= Beginning of Section =
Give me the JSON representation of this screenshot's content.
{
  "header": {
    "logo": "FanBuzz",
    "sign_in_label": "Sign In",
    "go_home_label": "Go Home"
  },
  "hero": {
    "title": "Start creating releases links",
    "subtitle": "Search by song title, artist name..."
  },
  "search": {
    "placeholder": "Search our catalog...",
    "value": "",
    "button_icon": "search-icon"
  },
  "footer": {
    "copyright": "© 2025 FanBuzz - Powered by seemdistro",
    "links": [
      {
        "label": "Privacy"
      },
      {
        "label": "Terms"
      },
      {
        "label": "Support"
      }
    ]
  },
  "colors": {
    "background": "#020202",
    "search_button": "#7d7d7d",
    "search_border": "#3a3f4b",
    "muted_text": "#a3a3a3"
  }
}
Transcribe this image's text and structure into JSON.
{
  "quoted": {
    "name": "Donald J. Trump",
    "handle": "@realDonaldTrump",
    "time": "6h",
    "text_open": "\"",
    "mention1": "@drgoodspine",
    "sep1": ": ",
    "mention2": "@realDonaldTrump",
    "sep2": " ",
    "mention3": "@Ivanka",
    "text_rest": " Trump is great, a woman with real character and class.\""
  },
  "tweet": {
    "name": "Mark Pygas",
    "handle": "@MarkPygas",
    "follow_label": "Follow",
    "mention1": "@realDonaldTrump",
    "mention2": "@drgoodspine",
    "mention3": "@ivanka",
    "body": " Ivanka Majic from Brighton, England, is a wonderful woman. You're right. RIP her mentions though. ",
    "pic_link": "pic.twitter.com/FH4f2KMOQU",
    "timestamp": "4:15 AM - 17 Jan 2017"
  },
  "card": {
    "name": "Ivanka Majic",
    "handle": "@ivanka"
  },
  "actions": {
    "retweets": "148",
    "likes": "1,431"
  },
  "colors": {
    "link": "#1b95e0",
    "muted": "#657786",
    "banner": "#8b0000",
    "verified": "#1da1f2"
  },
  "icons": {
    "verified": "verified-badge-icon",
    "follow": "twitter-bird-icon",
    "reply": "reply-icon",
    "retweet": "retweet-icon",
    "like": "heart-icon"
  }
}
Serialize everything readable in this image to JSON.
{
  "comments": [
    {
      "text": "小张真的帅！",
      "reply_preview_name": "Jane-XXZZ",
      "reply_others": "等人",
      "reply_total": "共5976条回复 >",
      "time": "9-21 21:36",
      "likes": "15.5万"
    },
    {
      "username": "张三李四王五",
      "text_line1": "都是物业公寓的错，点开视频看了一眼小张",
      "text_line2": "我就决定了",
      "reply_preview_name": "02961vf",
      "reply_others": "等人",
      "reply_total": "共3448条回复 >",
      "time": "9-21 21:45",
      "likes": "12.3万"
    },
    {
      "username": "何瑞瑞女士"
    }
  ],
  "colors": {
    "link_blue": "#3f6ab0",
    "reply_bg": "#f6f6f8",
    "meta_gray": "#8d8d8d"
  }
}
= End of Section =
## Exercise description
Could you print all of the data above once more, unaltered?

## Response
Give me the JSON representation of this screenshot's content.
{
  "header": {
    "logo": "FanBuzz",
    "sign_in_label": "Sign In",
    "go_home_label": "Go Home"
  },
  "hero": {
    "title": "Start creating releases links",
    "subtitle": "Search by song title, artist name..."
  },
  "search": {
    "placeholder": "Search our catalog...",
    "value": "",
    "button_icon": "search-icon"
  },
  "footer": {
    "copyright": "© 2025 FanBuzz - Powered by seemdistro",
    "links": [
      {
        "label": "Privacy"
      },
      {
        "label": "Terms"
      },
      {
        "label": "Support"
      }
    ]
  },
  "colors": {
    "background": "#020202",
    "search_button": "#7d7d7d",
    "search_border": "#3a3f4b",
    "muted_text": "#a3a3a3"
  }
}
Transcribe this image's text and structure into JSON.
{
  "quoted": {
    "name": "Donald J. Trump",
    "handle": "@realDonaldTrump",
    "time": "6h",
    "text_open": "\"",
    "mention1": "@drgoodspine",
    "sep1": ": ",
    "mention2": "@realDonaldTrump",
    "sep2": " ",
    "mention3": "@Ivanka",
    "text_rest": " Trump is great, a woman with real character and class.\""
  },
  "tweet": {
    "name": "Mark Pygas",
    "handle": "@MarkPygas",
    "follow_label": "Follow",
    "mention1": "@realDonaldTrump",
    "mention2": "@drgoodspine",
    "mention3": "@ivanka",
    "body": " Ivanka Majic from Brighton, England, is a wonderful woman. You're right. RIP her mentions though. ",
    "pic_link": "pic.twitter.com/FH4f2KMOQU",
    "timestamp": "4:15 AM - 17 Jan 2017"
  },
  "card": {
    "name": "Ivanka Majic",
    "handle": "@ivanka"
  },
  "actions": {
    "retweets": "148",
    "likes": "1,431"
  },
  "colors": {
    "link": "#1b95e0",
    "muted": "#657786",
    "banner": "#8b0000",
    "verified": "#1da1f2"
  },
  "icons": {
    "verified": "verified-badge-icon",
    "follow": "twitter-bird-icon",
    "reply": "reply-icon",
    "retweet": "retweet-icon",
    "like": "heart-icon"
  }
}
Serialize everything readable in this image to JSON.
{
  "comments": [
    {
      "text": "小张真的帅！",
      "reply_preview_name": "Jane-XXZZ",
      "reply_others": "等人",
      "reply_total": "共5976条回复 >",
      "time": "9-21 21:36",
      "likes": "15.5万"
    },
    {
      "username": "张三李四王五",
      "text_line1": "都是物业公寓的错，点开视频看了一眼小张",
      "text_line2": "我就决定了",
      "reply_preview_name": "02961vf",
      "reply_others": "等人",
      "reply_total": "共3448条回复 >",
      "time": "9-21 21:45",
      "likes": "12.3万"
    },
    {
      "username": "何瑞瑞女士"
    }
  ],
  "colors": {
    "link_blue": "#3f6ab0",
    "reply_bg": "#f6f6f8",
    "meta_gray": "#8d8d8d"
  }
}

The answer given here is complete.